The adaptive value of morphological, behavioural and life-history traits in reproductive female wolves
- Reproduction in social organisms is shaped by numerous morphological, behavioural and life-history traits such as body size, cooperative breeding and age of reproduction, respectively. Little is known, however, about the relative influence of these different types of traits on reproduction, particularly in the context of environmental conditions that determine their adaptive value.
- Here, we use 14 years of data from a long-term study of wolves (Canis lupus) in Yellowstone National Park, USA, to evaluate the relative effects of different traits and ecological factors on the reproductive performance (litter size and survival) of breeding females.

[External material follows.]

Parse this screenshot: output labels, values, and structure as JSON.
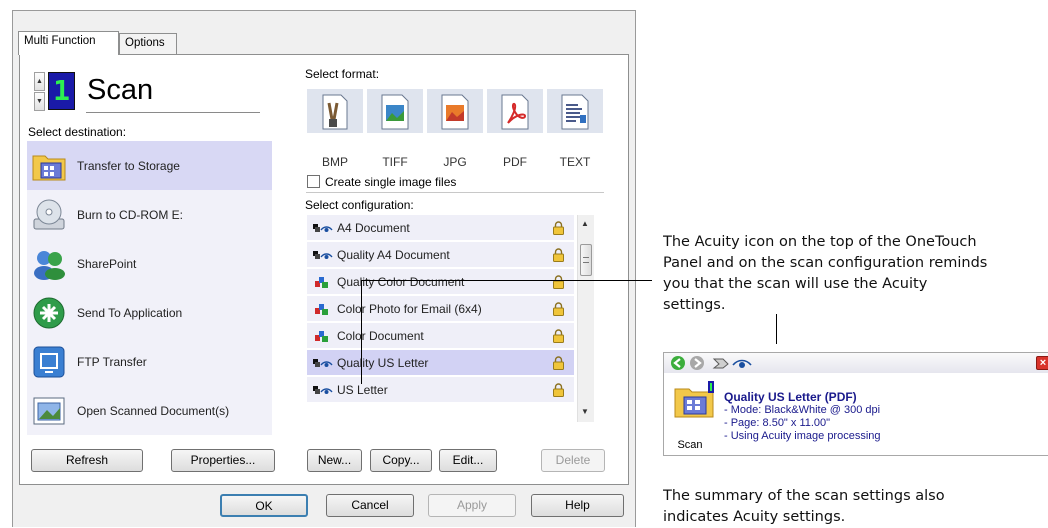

- At the individual level, litter size and survival improved with body mass and declined with age (c. 4–5 years). Grey-coloured females had more surviving pups than black females, which likely contributed to the maintenance of coat colour polymorphism in this system.
- The effect of pack size on reproductive performance was nonlinear as litter size peaked at eight wolves and then declined, and litter survival increased rapidly up to three wolves, beyond which it increased more gradually.

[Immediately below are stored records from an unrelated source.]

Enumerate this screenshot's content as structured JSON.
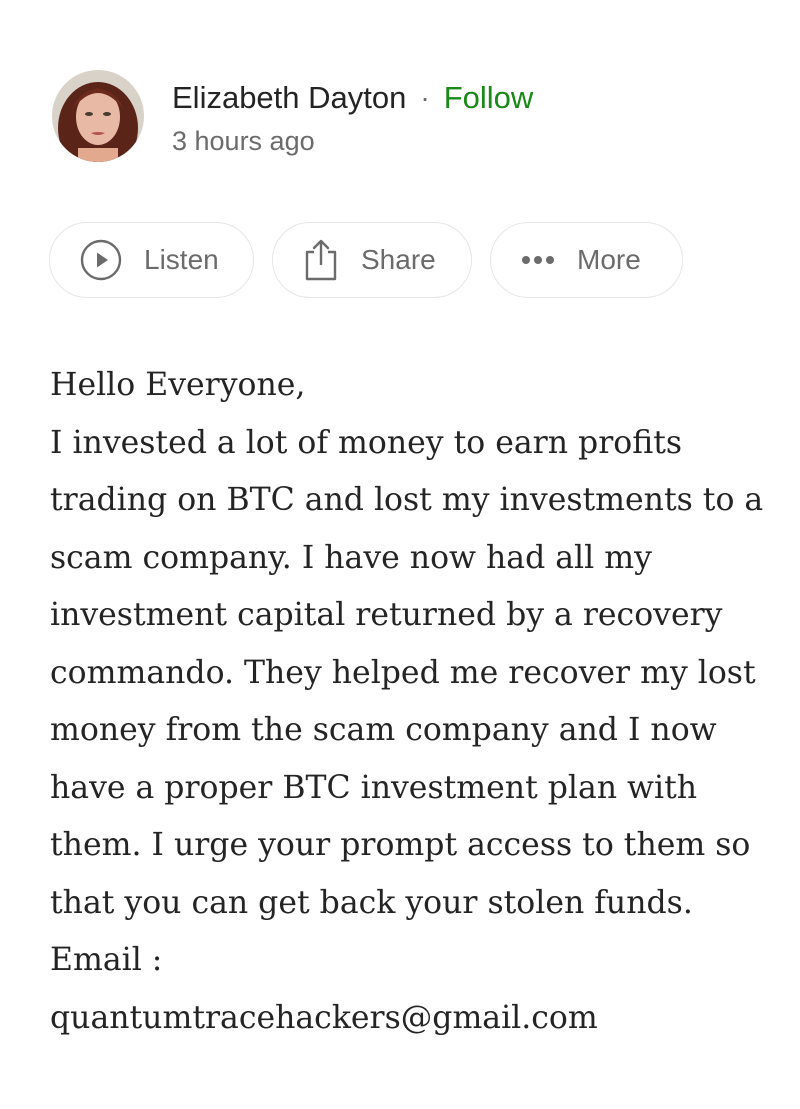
{
  "author": {
    "name": "Elizabeth Dayton",
    "separator": "·",
    "follow_label": "Follow",
    "timestamp": "3 hours ago",
    "avatar_icon": "profile-photo"
  },
  "actions": {
    "listen_label": "Listen",
    "share_label": "Share",
    "more_label": "More"
  },
  "colors": {
    "follow": "#1a8917",
    "text": "#242424",
    "muted": "#6b6b6b",
    "border": "#e6e6e6"
  },
  "post": {
    "greeting": "Hello Everyone,",
    "body": "I invested a lot of money to earn profits trading on BTC and lost my investments to a scam company. I have now had all my investment capital returned by a recovery commando. They helped me recover my lost money from the scam company and I now have a proper BTC investment plan with them. I urge your prompt access to them so that you can get back your stolen funds. Email :",
    "email": "quantumtracehackers@gmail.com"
  }
}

- At the population level, litter size and survival decreased with increasing wolf population size and canine distemper outbreaks.
- The relative influence of these different-level factors on wolf reproductive success followed individual > group > population. Body mass was the primary determinant of litter size, followed by pack size and population size. Body mass was also the main driver of litter survival, followed by pack size and disease. Reproductive gains because of larger body size and cooperative breeding may mitigate reproductive losses because of negative density dependence and disease.
- These findings highlight the adaptive value of large body size and sociality in promoting individual fitness in stochastic and competitive environments.